If you watch YouTube videos, you see a lot of newbies.  People who have not yet lived in their transitioned gender for years yet.  Read about people who transitioned ten or twenty years ago to get a sense of what life has been like for them.  Be careful of writing people’s experiences off because they are older or a different generation. They are forefathers and foremothers and foregenderqueers.

Read blogs by people who have detransitioned or regret transitioning.  You may not hear stories like these from your circle of friends or your providers.   Remember, they exist in a context.  Some people are very angry or feel harmed.  They have important stories even if they say things that may feel invalidating or offensive.  Listen for what is important and discard what doesn’t fit.  We have to listen to everyone.  

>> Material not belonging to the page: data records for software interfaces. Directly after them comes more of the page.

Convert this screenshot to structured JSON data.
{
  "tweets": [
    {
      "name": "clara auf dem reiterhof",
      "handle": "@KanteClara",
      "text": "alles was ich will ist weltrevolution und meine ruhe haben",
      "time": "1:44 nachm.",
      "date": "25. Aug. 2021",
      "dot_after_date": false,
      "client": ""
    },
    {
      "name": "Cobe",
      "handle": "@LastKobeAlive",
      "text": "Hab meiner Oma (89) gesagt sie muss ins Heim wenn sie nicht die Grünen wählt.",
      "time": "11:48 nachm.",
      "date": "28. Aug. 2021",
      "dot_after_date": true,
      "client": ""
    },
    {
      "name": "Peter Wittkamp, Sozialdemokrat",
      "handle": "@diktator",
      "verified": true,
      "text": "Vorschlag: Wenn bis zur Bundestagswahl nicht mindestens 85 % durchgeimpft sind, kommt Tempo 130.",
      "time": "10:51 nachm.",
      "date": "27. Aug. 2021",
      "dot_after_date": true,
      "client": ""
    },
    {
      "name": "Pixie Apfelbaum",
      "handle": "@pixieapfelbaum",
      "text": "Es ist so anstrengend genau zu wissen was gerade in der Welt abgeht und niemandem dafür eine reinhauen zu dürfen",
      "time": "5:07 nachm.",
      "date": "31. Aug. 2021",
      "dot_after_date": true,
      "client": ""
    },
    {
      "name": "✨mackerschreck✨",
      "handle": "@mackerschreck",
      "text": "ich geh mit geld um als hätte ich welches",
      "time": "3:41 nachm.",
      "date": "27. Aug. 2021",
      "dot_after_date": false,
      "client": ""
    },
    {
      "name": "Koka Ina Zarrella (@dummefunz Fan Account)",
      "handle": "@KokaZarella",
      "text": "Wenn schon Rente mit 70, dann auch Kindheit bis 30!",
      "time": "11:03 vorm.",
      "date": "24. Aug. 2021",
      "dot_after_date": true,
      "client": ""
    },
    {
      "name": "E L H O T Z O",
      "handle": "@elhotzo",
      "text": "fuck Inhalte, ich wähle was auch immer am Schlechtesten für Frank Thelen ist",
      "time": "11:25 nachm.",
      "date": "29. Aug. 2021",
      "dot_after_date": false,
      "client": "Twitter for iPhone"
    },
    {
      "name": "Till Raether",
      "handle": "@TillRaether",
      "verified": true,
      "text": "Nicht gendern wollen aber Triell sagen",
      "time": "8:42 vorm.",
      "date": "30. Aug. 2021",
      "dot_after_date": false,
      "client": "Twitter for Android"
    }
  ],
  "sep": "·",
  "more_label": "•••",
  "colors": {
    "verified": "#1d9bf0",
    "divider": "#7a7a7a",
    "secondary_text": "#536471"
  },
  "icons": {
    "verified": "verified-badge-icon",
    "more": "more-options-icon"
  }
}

Understand that transitioning now exists in the context of now.  Transgender people have been harmed and stigmatized and are are trying to prove that they are healthy and well-functioning and that transitioning should be accepted. Often you will hear so much positive that it drowns out the questions, the concerns, the negatives.  Look for the questions, look for the downside, the things people wish they would have known. Go into this with your eyes open. People are looking for role models and heroes.  Listening to people criticize or laud Chaz Bono should be instructive.  He’s just a guy and makes decisions and mistakes like any other guy, but it’s in a community desperate for adequate representation.  

If you have mental health issues like depression, a mood disorder like bipolar disorder, emotional reactivity related to a trauma history, get help for those issues.  For a few people, those issues are connected to their gender identity.  For most people they are not.  They may be connected to gender discrimination or stigma but that is different.

Posted on by gendertherapist | 3 Comments


Mental health and medical providers have to learn about and talk about detransition.   We have to figure out what the medical needs and mental health needs are for folks who transition back. Many people simply leave health care, leave their hormone provider and detransition on their own.  We don’t want people to transition on their own so we sure don’t want them to detransition on their own. Often people don’t see a therapist about this or at least not their gender therapist.  If they had one.   Sometimes this is because a therapist has become a cheerleader for transition rather than an objective support for the individual. 

I believe that we have to provide support for detransitioners the same way that we provide support for transitioners.  Continue reading

Posted in detransition, Gender Identity, gender non-forming, Psychotherapy, regret, transgender, transsexual | Tagged , , , | 5 Comments